Dharana – Fixing the mind
Dharana can be translated as the concentration or fixing the mind on the object of contemplation. It is the initial step of deep meditation. When the mind becomes free from external objects caused by the senses, one can fix the mind on the inner state of contemplation. The mind can be fixed on any of the following: the divine, one’s breath, any object (heart, tongue etc), an idea, a mantra, an imaginary point or colour. In Dharana, one should have clear focus, without drifting the mind from one object to another. Also, all the other parts of the body are excluded from the consciousness.
Sometimes, it will be difficult to concentrate on meditation because the mind wanders through many ideas and thoughts. When body and associated senses become attached to thought patterns, the mind will struggle with restlessness. All the energy will be wasted on the thoughts. The inability to focus would create frustration and anger and eventually lead to disinterest in meditation. This is the problem with many people.
Therefore, Patanjali and other mystics suggested step by step approach in concentrating the mind. Sage Patanjali designed an eight-step yoga system, in which some rules should be essentially followed before perfecting the art of concentration. These steps are: Yama (restraining harmful thoughts), Niyama (cultivating good habits), Asana (learning postures), Pranayama (breathing techniques) and Pratyahara (controlling the senses).
(Also Read: Who is Sage Patanjali )
Dharana is the sixth limb or rung of the eight-limb yoga described in the yoga sutras by Maharshi Patanjali. The first five rungs are more of external in nature. Through Pratyahara (5th limb), we enter into the inner layer. In yama, niyama, asana, pranayama, and pratyahara, the awareness was on restraints, behaviors, body, breath, and senses respectively. These are all mostly dealing with the external world. Dharana is like becoming intimate with the inner world.
(Also Read: Patanjali Yoga Sutra: Eight Steps of Yoga )
Sage Patanjali explains Dharana with the following sutra:
Sutra 3.1 – desha-bandhah chittasya dharana
Meaning: Dharana or concentration is the ability to fix the mind on one object or a place.
At the stage of Dharana, still, some effort goes into holding the object for concentration, like breath, heart, deity etc. The only difference being the object is internal. In this stage what remains is the object of meditation, the meditator, and the consciousness. However, when we go deeper into meditation, the consciousness also disappears.
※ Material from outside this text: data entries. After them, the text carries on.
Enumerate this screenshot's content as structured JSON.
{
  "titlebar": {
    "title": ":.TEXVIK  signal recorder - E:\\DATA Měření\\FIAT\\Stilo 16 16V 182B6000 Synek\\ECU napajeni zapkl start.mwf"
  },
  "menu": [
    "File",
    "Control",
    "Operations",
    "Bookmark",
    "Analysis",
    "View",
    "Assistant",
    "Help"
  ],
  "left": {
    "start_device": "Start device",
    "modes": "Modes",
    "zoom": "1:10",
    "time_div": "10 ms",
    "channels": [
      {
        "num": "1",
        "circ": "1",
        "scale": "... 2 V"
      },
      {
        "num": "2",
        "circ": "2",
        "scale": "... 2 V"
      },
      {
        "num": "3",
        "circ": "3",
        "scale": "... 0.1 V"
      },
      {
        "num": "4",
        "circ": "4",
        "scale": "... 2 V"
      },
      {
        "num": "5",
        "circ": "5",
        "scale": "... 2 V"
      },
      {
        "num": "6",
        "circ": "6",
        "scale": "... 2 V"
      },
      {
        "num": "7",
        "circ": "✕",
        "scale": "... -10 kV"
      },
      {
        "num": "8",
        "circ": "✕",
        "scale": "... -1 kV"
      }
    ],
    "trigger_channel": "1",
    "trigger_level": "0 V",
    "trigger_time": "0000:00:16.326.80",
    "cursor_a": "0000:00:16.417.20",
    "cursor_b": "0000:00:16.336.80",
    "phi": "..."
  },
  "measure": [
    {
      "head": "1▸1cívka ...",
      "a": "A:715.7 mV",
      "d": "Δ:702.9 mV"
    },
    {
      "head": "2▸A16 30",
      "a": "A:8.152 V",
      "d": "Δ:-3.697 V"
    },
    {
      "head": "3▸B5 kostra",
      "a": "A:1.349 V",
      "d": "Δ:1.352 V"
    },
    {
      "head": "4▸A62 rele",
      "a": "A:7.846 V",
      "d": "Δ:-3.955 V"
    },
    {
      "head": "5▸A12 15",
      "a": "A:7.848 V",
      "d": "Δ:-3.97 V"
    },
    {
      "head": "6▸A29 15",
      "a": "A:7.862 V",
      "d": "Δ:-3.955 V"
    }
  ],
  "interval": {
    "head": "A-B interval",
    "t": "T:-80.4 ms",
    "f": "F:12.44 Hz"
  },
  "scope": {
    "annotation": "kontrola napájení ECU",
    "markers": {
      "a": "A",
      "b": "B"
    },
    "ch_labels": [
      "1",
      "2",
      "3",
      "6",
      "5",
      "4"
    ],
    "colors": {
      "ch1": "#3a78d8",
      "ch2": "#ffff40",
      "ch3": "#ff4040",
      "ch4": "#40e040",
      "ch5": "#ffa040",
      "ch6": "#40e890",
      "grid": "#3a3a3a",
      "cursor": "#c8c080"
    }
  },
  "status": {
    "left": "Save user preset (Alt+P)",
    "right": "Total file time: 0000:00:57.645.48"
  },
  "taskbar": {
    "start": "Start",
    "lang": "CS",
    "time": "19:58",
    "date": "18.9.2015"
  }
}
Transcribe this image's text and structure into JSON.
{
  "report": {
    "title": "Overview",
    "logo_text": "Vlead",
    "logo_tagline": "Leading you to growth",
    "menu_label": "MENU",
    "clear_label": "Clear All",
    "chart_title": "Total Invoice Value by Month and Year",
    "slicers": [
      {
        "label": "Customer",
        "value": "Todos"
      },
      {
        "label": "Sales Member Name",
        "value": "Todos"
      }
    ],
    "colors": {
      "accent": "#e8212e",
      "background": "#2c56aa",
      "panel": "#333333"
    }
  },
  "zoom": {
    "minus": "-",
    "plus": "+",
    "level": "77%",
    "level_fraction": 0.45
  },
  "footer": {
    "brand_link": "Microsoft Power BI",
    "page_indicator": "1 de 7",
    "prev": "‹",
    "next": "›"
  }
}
It has been said in many scriptures that you will become what you are contemplating about. Concentration helps in materialistic life too. When we focus intensely on any particular goal, that goal itself will become part of life. Then all the hardships encountered on the way will become stepping stone for success. All successful people in the world have an intense focus on their goal.
There is a story in epic Mahabharata about concentration. Pandavas and Kauravas are the royal princes, who were the students of Guru Drona. Drona was an expert in various martial arts and other art forms useful in war skills. After the intense practice of all the techniques of defense and attack in various arts, the boys became experts in their fields. One day mentor Drona decided to test their expertise in archery. He placed a wooden bird on a branch of a tall tree. A prominent eye was painted on that bird. The bird appeared very tiny from where they were standing. He then asked the students to aim at the bird’s eye. Following the instructions, the students aimed at the eye of the bird.
He asked the students to explain what they are seeing currently. Everyone, except Arjuna, said, “I see the wooden bird, branches, tree, and people around me”. Drona told them to step aside as he knew it was impossible for them to hit the bird, leave alone eye of the bird. However, Arjuna said, “Sir, I can only see the eye of the bird, nothing else”. Pleased by Arjuna’s response, he ordered to release the arrow. Arjuna immediately shot his arrow straight into the bird’s eye.
This is called Dharana. One has to fix the mind on the object with the exclusion of everything else. Among all the students, Arjuna alone mastered the practice of Dharana. That is the reason, he became the best archer, with unbelievable mastery over it.